In this article, ARCA’s Mike Smith takes a look at some communication tips workshops can use to boost bookings
It is always true that proactively communicating with customers in a well-considered manner should be a key pillar of every workshop’s business plan. This fact has been thrown into even sharper relief as businesses have been faced with a downturn in demand due to COVID-19.
In talking with workshops around the country and members of the ARCA Committee, I have been hearing some great examples of businesses proactively reassuring their customers and encouraging business through their doors as a result.
While there is now light at the end of the tunnel, communication must always be a top priority.

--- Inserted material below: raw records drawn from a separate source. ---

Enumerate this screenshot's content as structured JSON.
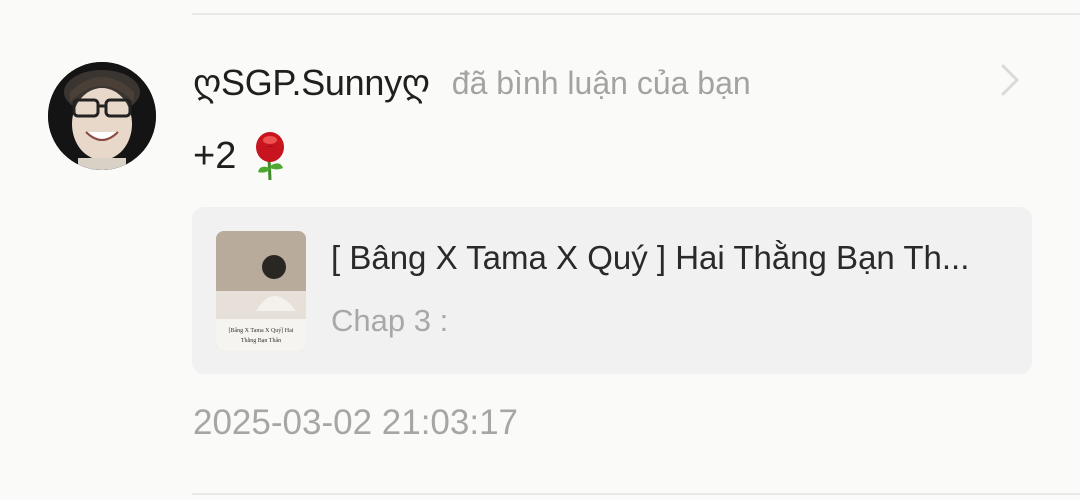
{
  "notification": {
    "user": {
      "name": "ღSGP.Sunnyღ",
      "avatar_icon": "user-avatar"
    },
    "action": "đã bình luận của bạn",
    "comment": {
      "text": "+2",
      "emoji_icon": "rose-icon"
    },
    "post": {
      "title": "[ Bâng X Tama X Quý ] Hai Thằng Bạn Th...",
      "subtitle": "Chap 3 :",
      "thumbnail_caption_line1": "[Bâng X Tama X Quý] Hai",
      "thumbnail_caption_line2": "Thằng Bạn Thân"
    },
    "timestamp": "2025-03-02 21:03:17"
  },
  "colors": {
    "background": "#fafaf8",
    "card": "#f1f1f1",
    "primary_text": "#1f1f1f",
    "secondary_text": "#a3a3a3",
    "rose": "#c8141e"
  }
}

Because of this, I wanted to take this opportunity to share with you some key takeaways from conversations I have had with four ARCA committee members lately.
Show and tell
“I have been taking snap shots of what we do on
a day to day basis and creating regular slide
shows for our Facebook page,” Hendon Automotive Services and Repairs’ Joe Musolino of South Australia explained.
“These snapshots reassure customers we are open for business while informing them of the in-depth and proactive procedures we have in place to look after their wellbeing. We have had quite a good response, with some customers even telling their family and friends about what we are doing which has lead to some new clients.
“In that first week we had 35 cancellations which is something I have never experienced in my 25 years of owning this business. But we dug deep and are pleased with what we have been able to achieve – I definitely think without our communication efforts, we would not have the respectful levels of business we have and I recommend all workshops make sure they are keeping their customers in the loop.
“I would also like to remind everyone the ARCA committee is here and happy to chat if you need some advice or just someone to listen. We have a lot of experience and there is a committee member in every state. At the end of the day, in times of need we all need to be each other’s strength and while you can be there for your customers, we (the ARCA committee) can be there for you.”
Think carefully about your messaging
Queensland’s Ron Atkinson, Managing Director of Northside EFI Centre (a member of the Future Auto Service Centre network), says it is important to think about what kind of messaging you are putting across.
“While most of our tools were already in place, what we did do was up the ante on our digital communications as many of our clients were suddenly working from home and getting their news on their computers; so Facebook, news streaming and Google was where we needed to be active,” Ron said.
“We recognised people were getting plenty of bad news, so we delivered our messages in a good news, light-hearted format. On the advice of our media company, we avoided sales pitch based messaging and focused on social interaction which has helped us build our reputation in the local communities. We also adopted a ‘support your local businesses policy’ to assist our supplier network and other businesses in our area.
“When going down any social media path, it is important to not think of it as a traditional marketing method – if it looks like a great advert to you, it probably isn’t good for social media. Focus on ‘what do people want,’ versus ‘what do I want to sell,’ keep your message light-hearted, and work on building online relationships and providing solutions. Finally, remember it is not a fast process – you must give it plenty of time and content to work for you.”
Think about the various tools available to you
Repco Authorised Service’s Dave Lyall, based in Victoria, says that while email is a popular communication platform, in times like these SMS can offer great cut-through when done correctly.
“A key challenge early in this situation was customers being unsure of what they were allowed to do, so communicating to them about this was very important and definitely had an impact on bookings,” Dave said.
“We have also found those workshops using well-considered and engaging SMS for this purpose seemed to be experiencing great cut-through and booking results, as customers struggle with an avalanche of emails.
“There is no one size fits all approach, but consider all of the tools available to you and what will help your audience most.”
Utilise your resources
“For any communication efforts, I highly recommend going through your system files and identifying who is due for rego check-ups, who has outstanding repairs waiting etc, and pull out that data and make sure you are contacting your customers,” Anthony Dack of Anthony’s Car and Head Centre in Bega said.
“Even when not in crisis, this is an important strategy for workshops everywhere to proactively keep in touch with customers and help them keep up with their car maintenance and repair.
“Our communication efforts have been a big plus for us and have kept us active – we are booked out two weeks in advance which is just brilliant given the situation and shows the importance of communicating effectively with customers.”
Whether in crisis or not, simple messages of hope, camaraderie and empathy can go a long way while practical messages that inform, educate and create understanding about the how, what, when and whys can also be extremely helpful. Utilise the resources you have at your disposal, plan ahead, communicate early and often, and engage with your customers while continuing to deliver on your brand promises.
And do not forget – we are all in this together and we will emerge on the other side of this situation wiser, tougher and more resilient. To this end, myself and everyone on the ARCA Committee are here to help you – committee member contact details were emailed to you recently so please do not hesitate to call or send any of us an email if you think we can help. You may also want to check out the AAAA’s recent Local Marketing Webinar, which is available to view on-demand now in the Member Portal of www.aaaa.com.au